The concert pulled us away from a particularly beautiful sunset over Sydney with Cray-Pas pink-crimson streaks and squiggles and a new moon following closely behind the sun, sparing us the feeling of mono no aware of a finished sunset. Zarathustra gave us maybe a more conventional sunset’s “riot of color”, or rather sunrise, to complete Vladimir Ashkenazy’s three concert series of Germanic music which opened the Sydney Symphony’s 2012 season. This small selection of major Strauss symphonies if not totally satisfying and complete in itself, gives one an urge to seek out more Strauss in order to seek out more in Strauss. Then again symphonic music can be enjoyed as a riot of marvelous sounds. Ashkenazy’s pairings in the three concerts of a tightly formed Beethoven piece — The Ninth Symphony, the Fourth Piano Concerto and the Coriolan Overture, respectively — with a more spread-out Strauss piece (with the exception of Metamorphosen), perhaps more fun to conduct than to listen to at times, and the music with Vladimir Ashkenazy’s enthusiasm for it, speaks for itself and justifies itself. Anyway, it is hard to speak generally about Strauss since he is quite varied even within one piece.

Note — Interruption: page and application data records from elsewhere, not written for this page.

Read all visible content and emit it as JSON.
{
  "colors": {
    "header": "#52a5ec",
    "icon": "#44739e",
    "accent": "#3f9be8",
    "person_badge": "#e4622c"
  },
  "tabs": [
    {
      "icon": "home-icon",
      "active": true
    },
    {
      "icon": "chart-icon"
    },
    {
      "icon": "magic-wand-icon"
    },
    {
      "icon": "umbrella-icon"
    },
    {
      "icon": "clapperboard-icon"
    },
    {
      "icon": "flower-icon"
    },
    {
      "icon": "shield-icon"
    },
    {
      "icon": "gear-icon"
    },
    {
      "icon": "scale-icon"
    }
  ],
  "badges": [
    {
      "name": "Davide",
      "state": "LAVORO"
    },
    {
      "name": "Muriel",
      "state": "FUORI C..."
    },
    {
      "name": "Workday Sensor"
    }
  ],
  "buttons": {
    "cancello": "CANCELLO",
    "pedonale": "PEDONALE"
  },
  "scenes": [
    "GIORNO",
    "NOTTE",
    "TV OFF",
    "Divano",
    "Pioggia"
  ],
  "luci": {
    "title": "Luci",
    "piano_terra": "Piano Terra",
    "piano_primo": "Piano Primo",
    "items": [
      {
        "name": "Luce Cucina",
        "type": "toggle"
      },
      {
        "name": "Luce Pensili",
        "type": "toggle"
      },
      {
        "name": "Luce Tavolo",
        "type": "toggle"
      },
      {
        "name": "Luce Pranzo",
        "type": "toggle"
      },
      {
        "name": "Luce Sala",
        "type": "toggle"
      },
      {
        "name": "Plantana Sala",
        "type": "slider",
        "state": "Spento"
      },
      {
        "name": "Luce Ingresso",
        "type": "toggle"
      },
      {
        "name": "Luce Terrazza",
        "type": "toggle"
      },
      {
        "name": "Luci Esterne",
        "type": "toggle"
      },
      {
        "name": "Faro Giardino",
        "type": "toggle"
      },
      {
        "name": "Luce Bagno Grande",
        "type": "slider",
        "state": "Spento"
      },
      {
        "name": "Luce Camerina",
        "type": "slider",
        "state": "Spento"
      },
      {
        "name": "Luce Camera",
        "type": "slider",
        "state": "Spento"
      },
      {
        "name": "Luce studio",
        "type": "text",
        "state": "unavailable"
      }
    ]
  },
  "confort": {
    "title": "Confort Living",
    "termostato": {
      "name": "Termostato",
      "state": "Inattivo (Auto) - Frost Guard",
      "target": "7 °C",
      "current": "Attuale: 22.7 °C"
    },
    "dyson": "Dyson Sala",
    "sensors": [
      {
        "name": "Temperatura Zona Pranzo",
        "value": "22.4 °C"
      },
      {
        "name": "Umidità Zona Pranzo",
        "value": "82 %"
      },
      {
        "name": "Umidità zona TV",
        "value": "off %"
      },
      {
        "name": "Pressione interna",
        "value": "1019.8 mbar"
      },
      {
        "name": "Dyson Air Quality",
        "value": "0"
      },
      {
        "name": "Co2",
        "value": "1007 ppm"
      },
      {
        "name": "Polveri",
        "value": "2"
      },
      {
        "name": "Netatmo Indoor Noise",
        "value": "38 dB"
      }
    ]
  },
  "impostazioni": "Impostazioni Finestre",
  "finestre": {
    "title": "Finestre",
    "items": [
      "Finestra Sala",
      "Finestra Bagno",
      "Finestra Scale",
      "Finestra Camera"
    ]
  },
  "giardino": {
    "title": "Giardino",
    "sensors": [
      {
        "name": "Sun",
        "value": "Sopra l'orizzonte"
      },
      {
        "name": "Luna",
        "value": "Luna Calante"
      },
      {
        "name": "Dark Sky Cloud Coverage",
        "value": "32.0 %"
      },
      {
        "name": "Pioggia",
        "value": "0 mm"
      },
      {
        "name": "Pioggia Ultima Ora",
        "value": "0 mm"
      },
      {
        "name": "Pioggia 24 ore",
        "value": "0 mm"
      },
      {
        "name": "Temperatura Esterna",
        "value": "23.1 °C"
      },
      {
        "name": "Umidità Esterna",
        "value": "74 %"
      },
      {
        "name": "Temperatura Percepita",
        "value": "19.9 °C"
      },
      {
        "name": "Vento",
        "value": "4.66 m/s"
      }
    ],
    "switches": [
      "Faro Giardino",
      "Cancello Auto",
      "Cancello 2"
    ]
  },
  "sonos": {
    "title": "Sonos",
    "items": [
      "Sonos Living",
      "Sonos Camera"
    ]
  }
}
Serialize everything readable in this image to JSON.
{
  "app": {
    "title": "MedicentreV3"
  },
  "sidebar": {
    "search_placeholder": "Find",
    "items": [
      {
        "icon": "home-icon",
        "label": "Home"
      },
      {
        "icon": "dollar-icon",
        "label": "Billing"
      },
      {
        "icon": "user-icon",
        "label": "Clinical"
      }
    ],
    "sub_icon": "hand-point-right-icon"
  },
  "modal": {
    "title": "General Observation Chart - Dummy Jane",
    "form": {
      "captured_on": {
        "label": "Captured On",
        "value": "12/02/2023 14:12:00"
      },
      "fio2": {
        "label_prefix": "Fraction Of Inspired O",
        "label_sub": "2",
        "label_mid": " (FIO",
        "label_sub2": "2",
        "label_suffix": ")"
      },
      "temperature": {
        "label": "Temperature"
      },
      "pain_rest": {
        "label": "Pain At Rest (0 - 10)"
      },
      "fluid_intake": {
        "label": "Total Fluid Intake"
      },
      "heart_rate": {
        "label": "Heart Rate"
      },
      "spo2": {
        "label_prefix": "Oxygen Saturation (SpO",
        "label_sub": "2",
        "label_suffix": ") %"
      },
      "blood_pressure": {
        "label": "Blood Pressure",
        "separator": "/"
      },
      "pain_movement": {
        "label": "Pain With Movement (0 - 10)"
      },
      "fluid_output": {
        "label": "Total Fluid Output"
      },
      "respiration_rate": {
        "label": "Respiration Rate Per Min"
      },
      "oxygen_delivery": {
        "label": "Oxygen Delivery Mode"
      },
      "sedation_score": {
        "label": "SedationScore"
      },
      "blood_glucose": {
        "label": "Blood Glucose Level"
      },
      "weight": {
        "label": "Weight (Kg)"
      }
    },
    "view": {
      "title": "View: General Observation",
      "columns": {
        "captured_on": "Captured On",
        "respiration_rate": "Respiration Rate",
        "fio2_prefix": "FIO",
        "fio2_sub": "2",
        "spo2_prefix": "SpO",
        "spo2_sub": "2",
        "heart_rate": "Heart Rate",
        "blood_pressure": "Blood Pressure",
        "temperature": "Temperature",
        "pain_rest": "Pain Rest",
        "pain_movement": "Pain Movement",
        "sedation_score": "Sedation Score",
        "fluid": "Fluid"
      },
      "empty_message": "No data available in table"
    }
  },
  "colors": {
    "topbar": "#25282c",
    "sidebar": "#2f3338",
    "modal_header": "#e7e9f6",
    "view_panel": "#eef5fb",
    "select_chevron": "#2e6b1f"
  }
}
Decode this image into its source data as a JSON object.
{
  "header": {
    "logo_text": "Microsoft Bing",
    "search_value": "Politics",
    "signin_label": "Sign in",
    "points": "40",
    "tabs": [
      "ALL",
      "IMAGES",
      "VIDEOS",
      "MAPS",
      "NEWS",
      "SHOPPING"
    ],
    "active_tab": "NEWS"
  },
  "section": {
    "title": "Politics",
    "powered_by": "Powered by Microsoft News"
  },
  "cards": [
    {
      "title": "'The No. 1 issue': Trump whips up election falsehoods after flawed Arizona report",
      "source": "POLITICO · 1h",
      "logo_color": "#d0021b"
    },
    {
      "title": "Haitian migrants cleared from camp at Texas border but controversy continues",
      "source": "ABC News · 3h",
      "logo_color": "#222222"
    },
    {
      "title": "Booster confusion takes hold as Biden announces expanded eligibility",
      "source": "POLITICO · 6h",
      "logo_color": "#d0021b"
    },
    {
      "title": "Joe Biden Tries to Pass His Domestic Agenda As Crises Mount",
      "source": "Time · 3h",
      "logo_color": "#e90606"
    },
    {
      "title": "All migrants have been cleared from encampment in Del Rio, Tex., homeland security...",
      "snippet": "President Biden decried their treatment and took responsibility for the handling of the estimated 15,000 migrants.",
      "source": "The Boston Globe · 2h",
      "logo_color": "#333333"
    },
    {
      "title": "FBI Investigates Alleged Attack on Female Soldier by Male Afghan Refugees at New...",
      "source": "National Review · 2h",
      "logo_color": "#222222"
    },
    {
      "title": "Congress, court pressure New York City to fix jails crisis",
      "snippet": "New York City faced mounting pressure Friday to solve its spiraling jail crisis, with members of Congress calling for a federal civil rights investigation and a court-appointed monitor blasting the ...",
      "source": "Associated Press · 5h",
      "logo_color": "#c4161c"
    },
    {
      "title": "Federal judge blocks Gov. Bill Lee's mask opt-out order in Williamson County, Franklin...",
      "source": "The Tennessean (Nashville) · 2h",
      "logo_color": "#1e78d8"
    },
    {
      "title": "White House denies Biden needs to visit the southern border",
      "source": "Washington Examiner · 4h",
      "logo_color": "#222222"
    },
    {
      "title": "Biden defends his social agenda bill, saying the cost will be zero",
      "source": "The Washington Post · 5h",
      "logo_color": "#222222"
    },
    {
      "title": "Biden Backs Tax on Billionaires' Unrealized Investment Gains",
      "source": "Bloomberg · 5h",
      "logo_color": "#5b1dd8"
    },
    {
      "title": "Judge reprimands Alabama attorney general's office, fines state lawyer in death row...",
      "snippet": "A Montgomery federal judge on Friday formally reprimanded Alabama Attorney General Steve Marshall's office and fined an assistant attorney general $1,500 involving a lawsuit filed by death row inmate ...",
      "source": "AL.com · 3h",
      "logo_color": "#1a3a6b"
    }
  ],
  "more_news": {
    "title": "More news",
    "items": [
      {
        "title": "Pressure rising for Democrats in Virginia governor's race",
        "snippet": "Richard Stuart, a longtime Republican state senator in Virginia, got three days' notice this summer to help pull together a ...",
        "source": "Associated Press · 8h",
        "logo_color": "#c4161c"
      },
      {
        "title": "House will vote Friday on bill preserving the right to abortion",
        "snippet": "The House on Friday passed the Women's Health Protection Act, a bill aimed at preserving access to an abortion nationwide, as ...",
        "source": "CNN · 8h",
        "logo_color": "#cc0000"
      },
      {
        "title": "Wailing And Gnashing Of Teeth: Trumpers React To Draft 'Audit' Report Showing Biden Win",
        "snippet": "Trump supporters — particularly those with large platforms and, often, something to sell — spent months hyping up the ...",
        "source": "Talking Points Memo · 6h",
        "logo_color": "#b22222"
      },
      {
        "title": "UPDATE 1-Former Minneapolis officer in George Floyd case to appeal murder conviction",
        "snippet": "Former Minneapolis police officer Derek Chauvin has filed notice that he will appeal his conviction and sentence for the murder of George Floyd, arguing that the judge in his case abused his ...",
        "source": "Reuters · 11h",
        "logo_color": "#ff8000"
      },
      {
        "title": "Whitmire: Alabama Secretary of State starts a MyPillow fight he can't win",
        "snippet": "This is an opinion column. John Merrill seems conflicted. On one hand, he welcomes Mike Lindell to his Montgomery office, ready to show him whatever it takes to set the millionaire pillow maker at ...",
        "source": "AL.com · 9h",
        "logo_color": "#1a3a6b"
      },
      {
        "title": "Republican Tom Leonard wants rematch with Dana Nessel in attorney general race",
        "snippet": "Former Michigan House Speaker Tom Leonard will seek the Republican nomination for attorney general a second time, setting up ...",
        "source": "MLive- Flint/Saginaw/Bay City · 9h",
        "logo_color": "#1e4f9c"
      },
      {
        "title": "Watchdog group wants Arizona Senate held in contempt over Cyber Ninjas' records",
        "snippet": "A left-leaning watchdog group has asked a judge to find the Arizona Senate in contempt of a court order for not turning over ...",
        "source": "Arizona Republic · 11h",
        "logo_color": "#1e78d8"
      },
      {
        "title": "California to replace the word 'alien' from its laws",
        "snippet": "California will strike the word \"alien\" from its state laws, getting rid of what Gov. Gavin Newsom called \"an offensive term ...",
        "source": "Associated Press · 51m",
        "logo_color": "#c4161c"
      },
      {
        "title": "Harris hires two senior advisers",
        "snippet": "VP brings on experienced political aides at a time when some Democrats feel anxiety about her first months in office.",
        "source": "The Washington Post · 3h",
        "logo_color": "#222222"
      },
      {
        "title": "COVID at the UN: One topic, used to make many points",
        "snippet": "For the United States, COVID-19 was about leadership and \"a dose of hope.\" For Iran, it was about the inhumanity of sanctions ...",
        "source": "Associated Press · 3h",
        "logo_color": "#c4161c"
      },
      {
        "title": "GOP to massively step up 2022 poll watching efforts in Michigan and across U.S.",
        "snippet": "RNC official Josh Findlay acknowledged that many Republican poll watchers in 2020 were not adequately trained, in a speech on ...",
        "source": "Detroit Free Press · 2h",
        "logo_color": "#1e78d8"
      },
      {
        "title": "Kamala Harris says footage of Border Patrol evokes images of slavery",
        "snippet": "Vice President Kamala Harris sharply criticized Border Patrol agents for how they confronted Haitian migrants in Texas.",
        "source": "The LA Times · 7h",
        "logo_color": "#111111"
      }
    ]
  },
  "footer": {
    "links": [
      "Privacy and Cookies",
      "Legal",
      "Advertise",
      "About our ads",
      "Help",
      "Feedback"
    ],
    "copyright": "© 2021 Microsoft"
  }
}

Vladimir Ashkenazy and the Sydney Symphony Orchestra continue with the second in their triptych of Beethoven-Richard Strauss concerts which opens their 2012 season. Maestro Ashkenazy, their artistic director for the past few years who usually conducts himself several concerts at the beginning and end of the season (the Eternal Summer!), and the SSO seem to have established a warm and close rapport and respect, to judge from the jocular, playful exchanges and inaudible banter he shares with the orchestra members after the music, shaking hands with all the front-row strings after every concert, as well as from the fine and detailed interpretations they create together. Stephen Kovacevich brought a remarkable like-mindedness to this partnership. He also brought a complimentary attitude so that the concerto was a conversation beyond words between individual beings. The sound of his piano and what Kovacevich expressed therein had a remarkably immediate, very close presence, where often there is a wider gap between a guest soloist-virtuoso and the audience. Similarly the orchestra had a generous and open pellucid quality — not ever quite the homogeneously mixed and integrated sound of cogs in the the romantic-orchestral apparatus, nor exactly a contrasty orchestra of soloists, but something in-between those extremes and something else entirely which preserved the instruments’ characteristic timbres, at least section-wise, in an even-handed balance, a sound which can speak coherently in many different ways all at once. Kovacevich got through his childhood concert début some 60 years ago and so has nothing to prove, and his performance with Ashkenazy, himself a pianist, and now a conductor, of great experience, had deep maturity, but also at the same time a playful child-like quality, a surface insouciance rather more interested in the details and problems in the music which matter.